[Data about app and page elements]
# # # # # # #

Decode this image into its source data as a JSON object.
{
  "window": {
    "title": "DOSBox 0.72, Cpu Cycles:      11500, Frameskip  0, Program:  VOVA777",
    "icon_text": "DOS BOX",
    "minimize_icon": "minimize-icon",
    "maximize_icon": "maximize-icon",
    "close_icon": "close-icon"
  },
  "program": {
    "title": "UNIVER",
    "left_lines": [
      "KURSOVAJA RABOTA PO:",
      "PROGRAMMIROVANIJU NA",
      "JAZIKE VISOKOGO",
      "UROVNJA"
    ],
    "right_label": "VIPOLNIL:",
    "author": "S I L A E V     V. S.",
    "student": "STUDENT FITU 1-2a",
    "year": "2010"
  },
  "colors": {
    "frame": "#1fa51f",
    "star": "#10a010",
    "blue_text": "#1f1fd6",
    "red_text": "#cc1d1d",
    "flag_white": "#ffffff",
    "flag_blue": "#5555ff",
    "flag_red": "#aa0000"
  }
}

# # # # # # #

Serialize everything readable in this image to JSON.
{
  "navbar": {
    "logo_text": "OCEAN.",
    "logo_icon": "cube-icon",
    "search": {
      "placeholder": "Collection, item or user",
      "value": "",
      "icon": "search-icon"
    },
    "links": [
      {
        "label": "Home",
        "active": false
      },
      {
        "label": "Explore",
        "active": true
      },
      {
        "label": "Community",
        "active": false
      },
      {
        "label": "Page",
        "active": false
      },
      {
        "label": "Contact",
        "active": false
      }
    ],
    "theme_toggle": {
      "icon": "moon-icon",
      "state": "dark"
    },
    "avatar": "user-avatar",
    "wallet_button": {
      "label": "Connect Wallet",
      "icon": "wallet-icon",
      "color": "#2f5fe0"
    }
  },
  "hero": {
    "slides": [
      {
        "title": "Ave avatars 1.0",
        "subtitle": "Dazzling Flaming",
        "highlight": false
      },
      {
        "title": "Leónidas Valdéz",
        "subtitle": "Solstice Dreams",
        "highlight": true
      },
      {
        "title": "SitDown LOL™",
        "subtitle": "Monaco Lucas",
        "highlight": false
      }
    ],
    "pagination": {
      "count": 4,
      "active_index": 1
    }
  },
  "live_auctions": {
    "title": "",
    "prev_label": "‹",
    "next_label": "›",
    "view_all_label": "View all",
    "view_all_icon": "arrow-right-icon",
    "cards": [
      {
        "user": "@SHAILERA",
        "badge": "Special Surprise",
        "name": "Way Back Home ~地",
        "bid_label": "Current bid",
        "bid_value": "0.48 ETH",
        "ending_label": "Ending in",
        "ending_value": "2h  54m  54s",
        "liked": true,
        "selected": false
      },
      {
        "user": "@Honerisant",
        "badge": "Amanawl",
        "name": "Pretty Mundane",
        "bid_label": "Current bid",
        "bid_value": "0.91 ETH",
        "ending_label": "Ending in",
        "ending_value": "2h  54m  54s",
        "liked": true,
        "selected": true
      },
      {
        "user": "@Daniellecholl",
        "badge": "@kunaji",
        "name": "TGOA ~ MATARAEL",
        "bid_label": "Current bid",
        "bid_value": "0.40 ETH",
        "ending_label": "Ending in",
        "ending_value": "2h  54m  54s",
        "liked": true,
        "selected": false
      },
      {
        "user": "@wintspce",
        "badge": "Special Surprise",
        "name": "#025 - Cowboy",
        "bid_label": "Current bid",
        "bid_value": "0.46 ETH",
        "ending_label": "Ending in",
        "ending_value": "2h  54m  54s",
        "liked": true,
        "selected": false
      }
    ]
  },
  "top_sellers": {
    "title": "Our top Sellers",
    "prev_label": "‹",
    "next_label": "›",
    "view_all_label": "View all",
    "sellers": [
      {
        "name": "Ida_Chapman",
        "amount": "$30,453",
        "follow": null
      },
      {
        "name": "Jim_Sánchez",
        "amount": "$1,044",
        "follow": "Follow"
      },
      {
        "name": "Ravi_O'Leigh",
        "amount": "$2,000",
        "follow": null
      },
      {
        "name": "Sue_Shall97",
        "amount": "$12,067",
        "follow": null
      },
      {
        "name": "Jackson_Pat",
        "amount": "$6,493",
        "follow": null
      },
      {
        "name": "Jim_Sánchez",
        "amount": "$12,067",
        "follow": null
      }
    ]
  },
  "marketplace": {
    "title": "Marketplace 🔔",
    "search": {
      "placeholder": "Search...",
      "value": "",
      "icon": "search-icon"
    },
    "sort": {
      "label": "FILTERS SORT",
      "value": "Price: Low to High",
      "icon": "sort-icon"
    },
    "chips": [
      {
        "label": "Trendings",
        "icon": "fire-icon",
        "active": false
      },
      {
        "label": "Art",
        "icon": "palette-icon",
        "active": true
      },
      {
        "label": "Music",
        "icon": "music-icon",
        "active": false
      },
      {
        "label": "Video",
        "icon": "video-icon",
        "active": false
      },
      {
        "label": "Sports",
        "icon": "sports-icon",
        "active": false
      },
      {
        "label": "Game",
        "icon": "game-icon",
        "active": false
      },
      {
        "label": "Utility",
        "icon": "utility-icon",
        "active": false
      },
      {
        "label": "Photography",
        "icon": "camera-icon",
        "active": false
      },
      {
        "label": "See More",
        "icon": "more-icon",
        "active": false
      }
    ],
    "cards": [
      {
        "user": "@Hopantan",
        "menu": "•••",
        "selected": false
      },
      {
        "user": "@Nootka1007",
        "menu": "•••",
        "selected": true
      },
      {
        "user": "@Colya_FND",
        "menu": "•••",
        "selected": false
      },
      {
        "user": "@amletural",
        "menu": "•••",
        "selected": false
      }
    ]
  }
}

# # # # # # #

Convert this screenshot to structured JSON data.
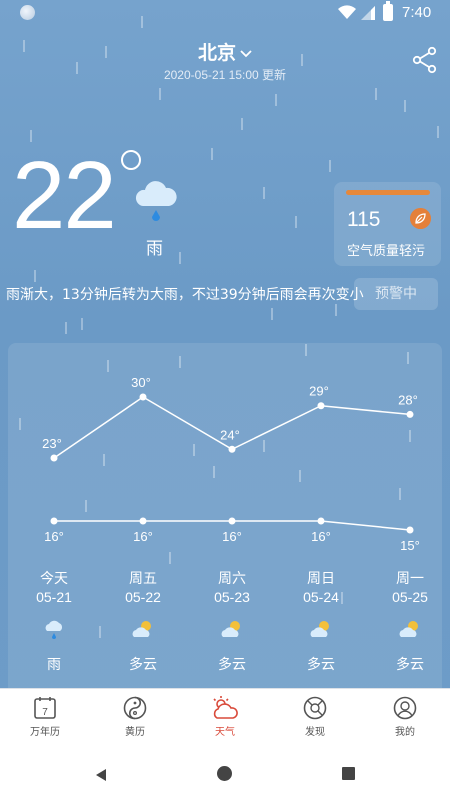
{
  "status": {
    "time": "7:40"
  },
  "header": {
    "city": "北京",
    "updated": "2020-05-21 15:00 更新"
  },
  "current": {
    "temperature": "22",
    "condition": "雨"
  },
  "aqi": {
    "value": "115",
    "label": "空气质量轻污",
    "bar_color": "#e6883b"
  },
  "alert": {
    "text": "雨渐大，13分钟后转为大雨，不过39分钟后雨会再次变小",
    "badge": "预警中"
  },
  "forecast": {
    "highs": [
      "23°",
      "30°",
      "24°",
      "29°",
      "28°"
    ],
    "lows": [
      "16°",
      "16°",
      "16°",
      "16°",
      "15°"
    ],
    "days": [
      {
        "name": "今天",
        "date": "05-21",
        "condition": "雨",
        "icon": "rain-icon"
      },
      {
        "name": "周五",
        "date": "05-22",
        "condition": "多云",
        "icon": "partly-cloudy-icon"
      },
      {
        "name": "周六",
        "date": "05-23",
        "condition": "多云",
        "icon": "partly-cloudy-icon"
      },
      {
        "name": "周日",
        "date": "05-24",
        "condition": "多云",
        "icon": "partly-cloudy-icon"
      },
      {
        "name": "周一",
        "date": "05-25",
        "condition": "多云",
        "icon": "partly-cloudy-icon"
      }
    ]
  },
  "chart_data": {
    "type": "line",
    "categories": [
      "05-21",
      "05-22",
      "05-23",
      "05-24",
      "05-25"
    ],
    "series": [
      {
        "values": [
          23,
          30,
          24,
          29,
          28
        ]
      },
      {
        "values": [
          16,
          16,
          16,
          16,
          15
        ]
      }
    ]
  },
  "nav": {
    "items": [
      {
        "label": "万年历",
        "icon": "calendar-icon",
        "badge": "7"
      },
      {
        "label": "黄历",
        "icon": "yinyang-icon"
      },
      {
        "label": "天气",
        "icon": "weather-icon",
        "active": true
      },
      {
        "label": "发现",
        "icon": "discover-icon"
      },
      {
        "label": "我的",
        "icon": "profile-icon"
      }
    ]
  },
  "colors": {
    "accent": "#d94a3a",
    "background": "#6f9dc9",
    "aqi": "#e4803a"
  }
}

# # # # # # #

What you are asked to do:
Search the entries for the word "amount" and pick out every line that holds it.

Answer space:
        "amount": "$30,453",
        "amount": "$1,044",
        "amount": "$2,000",
        "amount": "$12,067",
        "amount": "$6,493",
        "amount": "$12,067",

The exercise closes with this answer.